Just Me said...

The lifeguard certification course costs 300.00 and up and recertification costs 150.00 and up. It is not that easy and will require several full days to complete. It's not needed. However all the other things mentioned in the above posts are.

No one should ever swim alone. All sorts of things can happen to people of every age and physical ability.

I would not aloow swim play dates unless the guests adult guardian or parent is present.

ericsmom said...

Interested Party

Because driving a car alone is something you have to do. No choice in having an adult with you. More likely if your in an accident on the road in Public people will see it. And if you need help someone (hopefully) can call the police etc.

Yes, you can fall down the stairs and get seriously hurt. But falling down the stairs is not like falling in water. You can't drown from falling down the stairs.

Swimming is a luxury not something you have to do alone. What if you slipped in the pool. Bumped your head. No one is around to get help for you. More likely you can end up drowning.

Thats my opinion. You don't have to agree. And if you swim alone fine. Not my problem

DesertDive said...

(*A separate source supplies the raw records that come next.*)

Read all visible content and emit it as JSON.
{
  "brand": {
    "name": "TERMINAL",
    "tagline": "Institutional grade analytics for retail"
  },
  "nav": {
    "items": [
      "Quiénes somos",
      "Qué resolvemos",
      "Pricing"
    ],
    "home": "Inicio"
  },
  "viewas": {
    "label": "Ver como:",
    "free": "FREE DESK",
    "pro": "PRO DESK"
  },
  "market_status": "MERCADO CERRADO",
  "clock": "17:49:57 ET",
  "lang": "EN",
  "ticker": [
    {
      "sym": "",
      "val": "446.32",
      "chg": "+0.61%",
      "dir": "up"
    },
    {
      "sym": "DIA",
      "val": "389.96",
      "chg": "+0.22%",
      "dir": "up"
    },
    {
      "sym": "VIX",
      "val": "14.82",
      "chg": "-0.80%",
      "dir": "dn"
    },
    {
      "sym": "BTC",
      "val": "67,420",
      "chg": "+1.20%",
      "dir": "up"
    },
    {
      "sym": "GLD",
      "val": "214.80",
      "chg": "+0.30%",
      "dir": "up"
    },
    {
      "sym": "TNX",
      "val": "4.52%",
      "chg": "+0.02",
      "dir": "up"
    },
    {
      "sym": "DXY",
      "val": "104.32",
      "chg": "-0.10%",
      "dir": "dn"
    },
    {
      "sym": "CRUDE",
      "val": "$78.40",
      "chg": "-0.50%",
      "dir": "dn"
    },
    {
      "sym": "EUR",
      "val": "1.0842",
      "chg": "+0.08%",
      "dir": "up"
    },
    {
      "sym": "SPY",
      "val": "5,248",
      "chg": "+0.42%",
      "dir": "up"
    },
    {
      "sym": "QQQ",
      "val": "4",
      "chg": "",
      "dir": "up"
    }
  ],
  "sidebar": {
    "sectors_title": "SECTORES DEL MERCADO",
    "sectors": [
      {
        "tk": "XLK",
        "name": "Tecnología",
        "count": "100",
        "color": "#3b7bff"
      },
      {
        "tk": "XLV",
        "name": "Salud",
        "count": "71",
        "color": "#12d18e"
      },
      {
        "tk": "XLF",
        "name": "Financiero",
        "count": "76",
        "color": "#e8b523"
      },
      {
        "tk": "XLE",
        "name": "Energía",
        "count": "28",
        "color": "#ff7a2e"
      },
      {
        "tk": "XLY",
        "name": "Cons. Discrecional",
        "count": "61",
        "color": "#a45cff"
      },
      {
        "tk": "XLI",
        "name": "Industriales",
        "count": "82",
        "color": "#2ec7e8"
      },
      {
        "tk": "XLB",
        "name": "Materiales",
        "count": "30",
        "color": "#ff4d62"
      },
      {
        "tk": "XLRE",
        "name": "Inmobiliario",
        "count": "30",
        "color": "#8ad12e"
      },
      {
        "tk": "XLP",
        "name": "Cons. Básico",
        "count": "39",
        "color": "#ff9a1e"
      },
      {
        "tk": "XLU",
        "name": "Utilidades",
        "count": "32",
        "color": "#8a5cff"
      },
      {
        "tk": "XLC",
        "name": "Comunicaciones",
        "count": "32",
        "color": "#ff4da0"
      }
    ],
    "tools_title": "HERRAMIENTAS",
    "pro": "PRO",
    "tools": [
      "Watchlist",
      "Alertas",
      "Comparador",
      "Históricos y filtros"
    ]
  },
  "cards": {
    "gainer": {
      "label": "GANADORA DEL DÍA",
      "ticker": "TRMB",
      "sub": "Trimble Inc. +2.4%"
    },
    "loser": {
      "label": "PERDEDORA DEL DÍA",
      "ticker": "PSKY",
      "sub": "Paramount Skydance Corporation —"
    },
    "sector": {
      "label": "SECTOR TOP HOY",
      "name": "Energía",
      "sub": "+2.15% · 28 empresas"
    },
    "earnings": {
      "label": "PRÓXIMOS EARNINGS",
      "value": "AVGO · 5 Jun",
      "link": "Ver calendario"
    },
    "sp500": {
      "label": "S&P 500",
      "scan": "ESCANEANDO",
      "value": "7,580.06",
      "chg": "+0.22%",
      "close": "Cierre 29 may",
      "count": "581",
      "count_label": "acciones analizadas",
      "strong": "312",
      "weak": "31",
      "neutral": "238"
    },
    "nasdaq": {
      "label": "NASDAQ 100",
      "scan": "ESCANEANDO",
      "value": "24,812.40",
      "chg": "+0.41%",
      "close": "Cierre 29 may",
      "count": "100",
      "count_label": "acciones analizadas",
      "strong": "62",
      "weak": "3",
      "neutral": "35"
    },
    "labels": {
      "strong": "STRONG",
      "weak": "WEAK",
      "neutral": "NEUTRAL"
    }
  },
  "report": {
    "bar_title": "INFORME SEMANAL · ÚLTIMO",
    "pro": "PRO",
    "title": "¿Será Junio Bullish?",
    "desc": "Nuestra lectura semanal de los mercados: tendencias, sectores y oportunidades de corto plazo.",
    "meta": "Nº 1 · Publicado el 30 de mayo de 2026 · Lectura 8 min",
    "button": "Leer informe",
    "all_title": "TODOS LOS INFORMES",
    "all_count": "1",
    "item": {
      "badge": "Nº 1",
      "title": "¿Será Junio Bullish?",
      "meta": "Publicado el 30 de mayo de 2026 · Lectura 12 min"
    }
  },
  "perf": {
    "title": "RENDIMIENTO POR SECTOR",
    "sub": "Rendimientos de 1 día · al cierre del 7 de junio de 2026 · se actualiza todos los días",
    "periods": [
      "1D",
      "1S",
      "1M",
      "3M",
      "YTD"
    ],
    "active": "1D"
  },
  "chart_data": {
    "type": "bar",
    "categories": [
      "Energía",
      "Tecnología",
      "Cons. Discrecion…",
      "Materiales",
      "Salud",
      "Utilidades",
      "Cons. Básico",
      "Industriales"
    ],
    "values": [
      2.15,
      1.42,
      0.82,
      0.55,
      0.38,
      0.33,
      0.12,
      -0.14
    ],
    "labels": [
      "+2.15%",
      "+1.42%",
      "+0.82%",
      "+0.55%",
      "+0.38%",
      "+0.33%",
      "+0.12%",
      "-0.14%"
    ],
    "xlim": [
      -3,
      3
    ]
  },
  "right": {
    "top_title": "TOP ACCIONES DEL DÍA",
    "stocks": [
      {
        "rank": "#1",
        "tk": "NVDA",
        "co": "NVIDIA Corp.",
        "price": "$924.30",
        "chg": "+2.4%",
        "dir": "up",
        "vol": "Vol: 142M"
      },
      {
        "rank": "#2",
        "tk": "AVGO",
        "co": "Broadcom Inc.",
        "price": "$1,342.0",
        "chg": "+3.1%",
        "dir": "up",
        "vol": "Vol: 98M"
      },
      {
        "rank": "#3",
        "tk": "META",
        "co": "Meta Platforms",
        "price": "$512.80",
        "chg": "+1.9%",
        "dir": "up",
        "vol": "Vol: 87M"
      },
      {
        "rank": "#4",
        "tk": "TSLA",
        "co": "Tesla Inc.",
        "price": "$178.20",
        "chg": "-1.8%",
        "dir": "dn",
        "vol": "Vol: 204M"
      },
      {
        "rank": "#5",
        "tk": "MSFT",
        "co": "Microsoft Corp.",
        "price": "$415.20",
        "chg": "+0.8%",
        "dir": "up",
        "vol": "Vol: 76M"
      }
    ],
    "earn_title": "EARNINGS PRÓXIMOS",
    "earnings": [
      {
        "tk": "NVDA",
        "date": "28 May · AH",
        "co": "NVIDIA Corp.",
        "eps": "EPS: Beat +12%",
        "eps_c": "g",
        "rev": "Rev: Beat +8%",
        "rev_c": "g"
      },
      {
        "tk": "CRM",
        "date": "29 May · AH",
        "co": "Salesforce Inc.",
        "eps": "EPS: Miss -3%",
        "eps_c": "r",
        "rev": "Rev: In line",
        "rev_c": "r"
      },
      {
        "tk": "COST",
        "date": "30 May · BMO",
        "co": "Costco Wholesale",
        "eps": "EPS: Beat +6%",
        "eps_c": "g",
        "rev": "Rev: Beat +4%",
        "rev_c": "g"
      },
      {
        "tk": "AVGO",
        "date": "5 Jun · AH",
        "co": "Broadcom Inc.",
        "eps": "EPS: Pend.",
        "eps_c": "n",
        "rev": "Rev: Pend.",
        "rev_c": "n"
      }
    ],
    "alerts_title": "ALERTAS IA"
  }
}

i don't really understand why parents don't teach their kids about water safety anyway. I grew up in the desert and everyone had a pool, most weren't fenced in at all. We would wander through peoples yards and never had the slightest desire to go swimming. Our parents taught us not to go swimming unless there was an adult around. When we were 8 we were allowed to go swimming without an adult at the pool but inside the house. Even at two we knew better, we never had the slightest urge. But then again kids have gotten less intelligent and they don't behave like they should.
To answer your question:
Teach the oldest child about what to do if someone is drowning. Don't panic and never jump in after them. Keep a life preserver near by to throw to the drowning victim and always keep the pool skimmer by as well to reach to the victim. Teach the eldest CPR just in case. Give the oldest child the sense that they are your helper and it is their responsibility to keep the younger ones out of the pool until you return. A good game is that when you need to go to restroom this is the time that the eldest helps the younger ones put on another coat of sunscreen. Or hop out of the pool for a popsicle. Once you return and they are done with their snack then they can go swimming again. There are a lot of tricks to keep the children out of the pool while you are gone. I highly doubt that you need an alarm... that is really kina going over board. Just make sure that the pool gate is always closed and locked and also that the bars to the gate are closed enough so that a small child can't push through. It is recommended that you keep all the doors locked that lead outside, this will deter little ones from escaping. The older children should know better. If they want to have friends over they can as long as you are out there to watch them. And ask permission from the other parents of course. If you teach the kids up front about water safety they won't be as infatuated with the pool. but if you still don't feel comfortable then don't let them swim at all. Safety first. And you obviously know, no running around the pool, and eating before swimming thing is a myth. just realize which kids are not strong swimmers and keep floaty toys in the pool for them to grab onto. I think those are the basics of pool and water safety. As long as they are aware of the rules and you are a smart conscious person it should be ok.

op said...

Thanks so much for all the advice! The older three have all had swimming lessons and I am certified in first aid and CPR. I am comfortable watching 1-2 other children, I just don't want it to turn into a neighborhood free for all at the pool!

There are already two different sets of rules for the house, so i'm kind of thinking that it will be the same for the pool!